→ **What the task requires**
Copy the data below exactly, but not the pictures it contains.

[Records excerpted from a collection]
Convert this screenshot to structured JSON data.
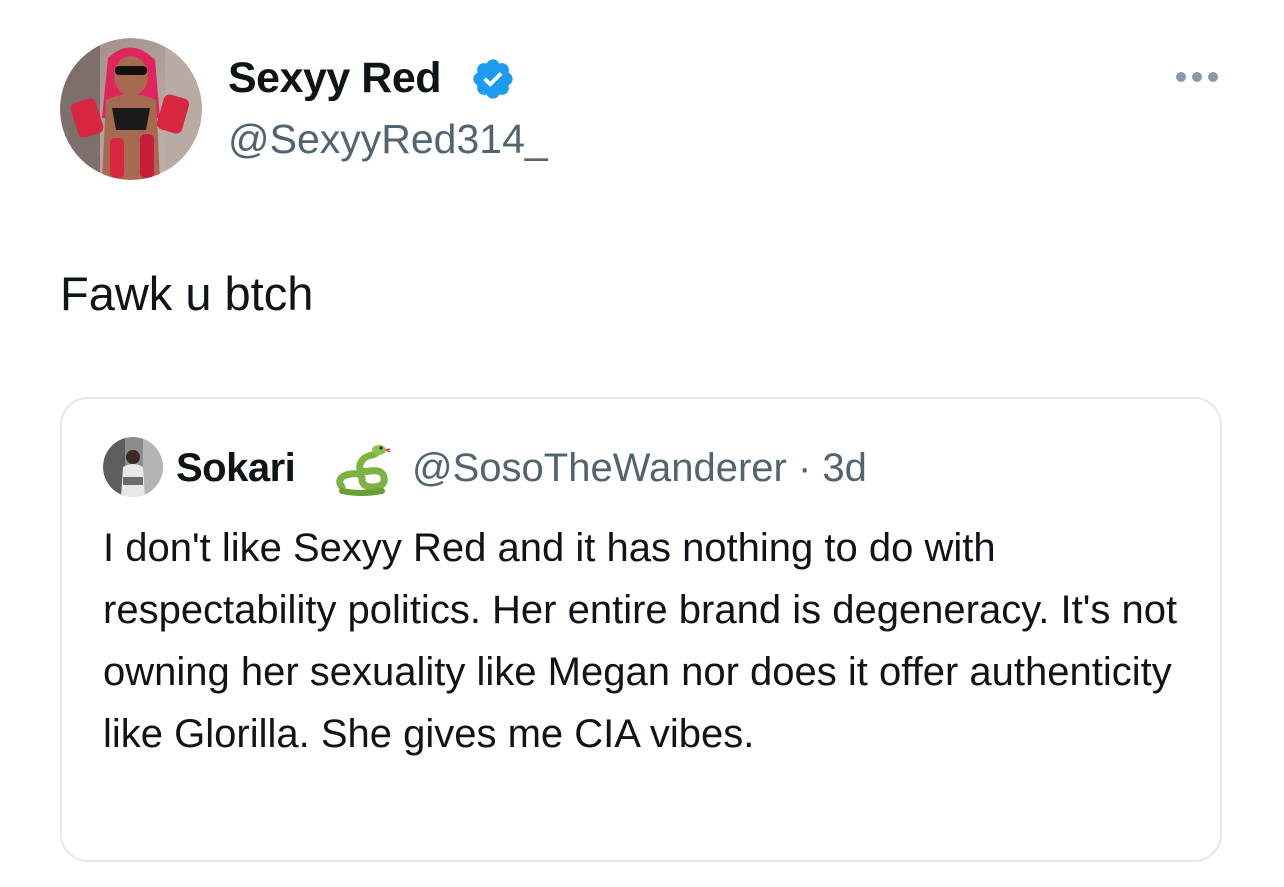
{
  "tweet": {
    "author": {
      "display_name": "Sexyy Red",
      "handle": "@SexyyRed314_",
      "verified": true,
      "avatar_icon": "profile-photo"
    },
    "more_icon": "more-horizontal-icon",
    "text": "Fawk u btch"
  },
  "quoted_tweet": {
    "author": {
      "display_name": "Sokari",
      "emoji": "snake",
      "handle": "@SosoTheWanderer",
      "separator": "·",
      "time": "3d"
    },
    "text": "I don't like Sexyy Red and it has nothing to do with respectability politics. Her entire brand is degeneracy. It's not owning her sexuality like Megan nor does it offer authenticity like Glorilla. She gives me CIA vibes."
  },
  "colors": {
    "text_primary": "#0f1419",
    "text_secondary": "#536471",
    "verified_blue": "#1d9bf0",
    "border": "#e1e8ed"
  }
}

→ **Task output**
Convert this screenshot to structured JSON data.
{
  "tweet": {
    "author": {
      "display_name": "Sexyy Red",
      "handle": "@SexyyRed314_",
      "verified": true,
      "avatar_icon": "profile-photo"
    },
    "more_icon": "more-horizontal-icon",
    "text": "Fawk u btch"
  },
  "quoted_tweet": {
    "author": {
      "display_name": "Sokari",
      "emoji": "snake",
      "handle": "@SosoTheWanderer",
      "separator": "·",
      "time": "3d"
    },
    "text": "I don't like Sexyy Red and it has nothing to do with respectability politics. Her entire brand is degeneracy. It's not owning her sexuality like Megan nor does it offer authenticity like Glorilla. She gives me CIA vibes."
  },
  "colors": {
    "text_primary": "#0f1419",
    "text_secondary": "#536471",
    "verified_blue": "#1d9bf0",
    "border": "#e1e8ed"
  }
}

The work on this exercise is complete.